■ **Exercise prompt**: Check every line of the data below for the string "from", and copy the ones that hold it.

[Data entries]
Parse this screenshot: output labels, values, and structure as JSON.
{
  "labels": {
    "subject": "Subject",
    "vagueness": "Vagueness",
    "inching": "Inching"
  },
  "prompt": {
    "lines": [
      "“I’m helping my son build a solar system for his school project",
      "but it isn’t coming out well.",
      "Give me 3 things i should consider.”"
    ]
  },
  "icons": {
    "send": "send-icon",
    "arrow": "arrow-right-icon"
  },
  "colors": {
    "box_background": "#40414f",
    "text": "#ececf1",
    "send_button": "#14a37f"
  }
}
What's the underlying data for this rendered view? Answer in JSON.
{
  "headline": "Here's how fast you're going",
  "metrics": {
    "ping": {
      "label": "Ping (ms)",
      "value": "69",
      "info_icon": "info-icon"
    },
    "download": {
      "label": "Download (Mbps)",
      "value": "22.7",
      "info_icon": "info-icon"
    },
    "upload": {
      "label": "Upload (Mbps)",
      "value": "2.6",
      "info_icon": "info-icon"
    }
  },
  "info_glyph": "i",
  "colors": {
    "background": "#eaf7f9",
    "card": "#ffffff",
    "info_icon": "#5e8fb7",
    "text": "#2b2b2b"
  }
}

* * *

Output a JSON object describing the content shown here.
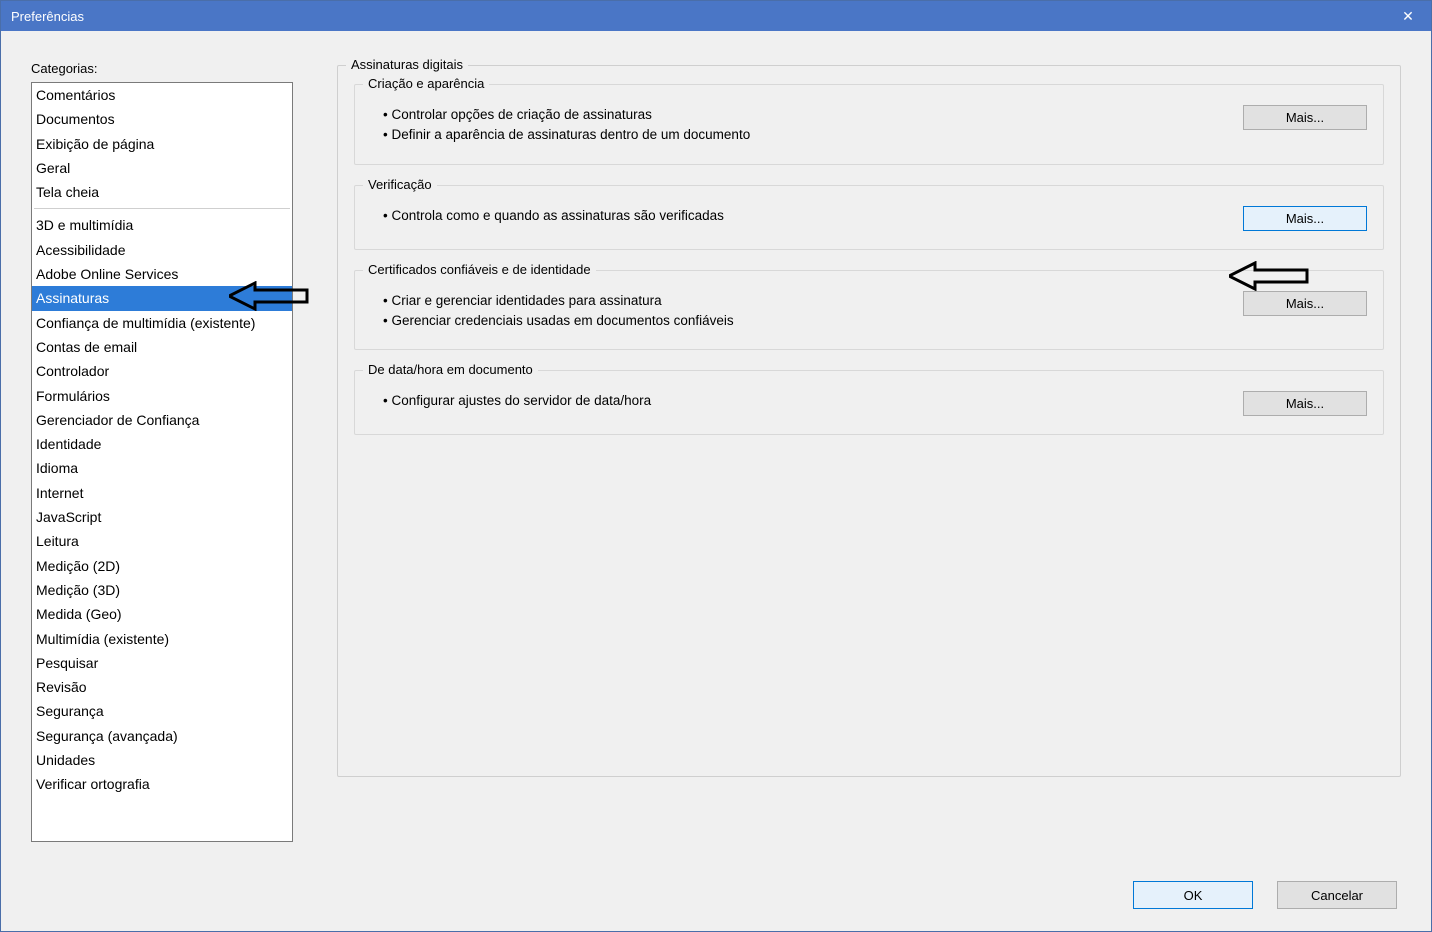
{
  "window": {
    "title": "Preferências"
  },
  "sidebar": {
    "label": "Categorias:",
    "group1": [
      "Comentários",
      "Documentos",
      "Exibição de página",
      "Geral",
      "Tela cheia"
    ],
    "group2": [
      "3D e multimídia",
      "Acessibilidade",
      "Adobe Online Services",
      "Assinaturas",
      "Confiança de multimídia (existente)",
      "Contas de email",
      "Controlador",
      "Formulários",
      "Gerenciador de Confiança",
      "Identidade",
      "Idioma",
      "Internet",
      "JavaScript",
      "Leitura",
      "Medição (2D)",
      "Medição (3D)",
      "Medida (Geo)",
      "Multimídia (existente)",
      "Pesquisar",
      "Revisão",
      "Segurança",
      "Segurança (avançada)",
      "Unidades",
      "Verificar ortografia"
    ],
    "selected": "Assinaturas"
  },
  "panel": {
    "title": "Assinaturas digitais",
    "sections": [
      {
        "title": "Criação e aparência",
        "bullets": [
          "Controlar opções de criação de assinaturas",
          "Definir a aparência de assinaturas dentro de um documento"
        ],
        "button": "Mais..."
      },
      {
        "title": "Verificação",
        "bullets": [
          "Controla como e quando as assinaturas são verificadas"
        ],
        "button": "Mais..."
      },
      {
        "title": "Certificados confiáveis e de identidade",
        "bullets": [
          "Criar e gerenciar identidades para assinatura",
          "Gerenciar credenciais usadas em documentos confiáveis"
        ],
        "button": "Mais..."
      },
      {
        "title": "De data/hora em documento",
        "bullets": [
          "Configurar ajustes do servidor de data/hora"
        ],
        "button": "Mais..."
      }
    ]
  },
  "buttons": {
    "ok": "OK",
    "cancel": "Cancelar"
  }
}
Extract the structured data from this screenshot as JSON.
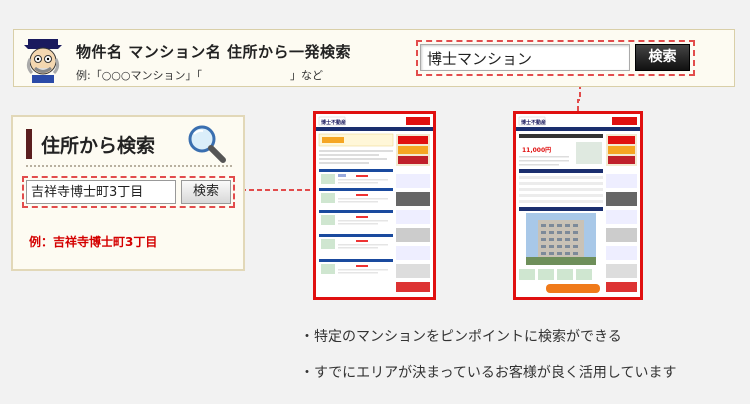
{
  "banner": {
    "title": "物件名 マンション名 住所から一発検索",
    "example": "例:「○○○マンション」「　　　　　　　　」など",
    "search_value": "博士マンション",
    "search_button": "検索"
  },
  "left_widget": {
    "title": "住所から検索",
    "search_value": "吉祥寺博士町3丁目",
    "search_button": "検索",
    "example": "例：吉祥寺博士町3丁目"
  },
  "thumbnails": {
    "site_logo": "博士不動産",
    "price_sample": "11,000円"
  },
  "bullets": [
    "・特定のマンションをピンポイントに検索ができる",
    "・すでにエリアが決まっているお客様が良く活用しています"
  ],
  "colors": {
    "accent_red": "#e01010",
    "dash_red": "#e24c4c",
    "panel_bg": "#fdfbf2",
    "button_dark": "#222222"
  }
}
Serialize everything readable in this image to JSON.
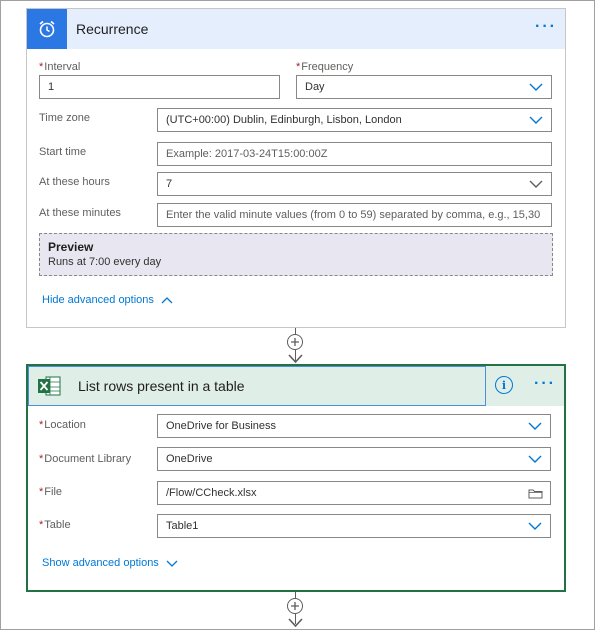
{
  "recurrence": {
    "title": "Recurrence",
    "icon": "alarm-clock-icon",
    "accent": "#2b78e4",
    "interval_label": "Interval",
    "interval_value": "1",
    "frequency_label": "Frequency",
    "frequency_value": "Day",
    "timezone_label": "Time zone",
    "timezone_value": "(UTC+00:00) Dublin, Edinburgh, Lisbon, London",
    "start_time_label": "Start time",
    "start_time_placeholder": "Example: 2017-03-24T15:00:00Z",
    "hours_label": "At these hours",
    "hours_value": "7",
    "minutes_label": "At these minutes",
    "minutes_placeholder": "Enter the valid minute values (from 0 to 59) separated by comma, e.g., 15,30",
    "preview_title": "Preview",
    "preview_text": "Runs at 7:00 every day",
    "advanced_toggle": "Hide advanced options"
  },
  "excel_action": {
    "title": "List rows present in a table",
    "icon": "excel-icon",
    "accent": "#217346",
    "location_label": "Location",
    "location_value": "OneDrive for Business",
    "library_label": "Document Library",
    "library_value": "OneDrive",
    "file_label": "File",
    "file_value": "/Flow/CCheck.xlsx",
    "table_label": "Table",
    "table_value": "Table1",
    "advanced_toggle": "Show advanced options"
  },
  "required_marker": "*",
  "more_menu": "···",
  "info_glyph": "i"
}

■ **Result of this task**:
Extract the structured data from this screenshot as JSON.
    "minutes_placeholder": "Enter the valid minute values (from 0 to 59) separated by comma, e.g., 15,30",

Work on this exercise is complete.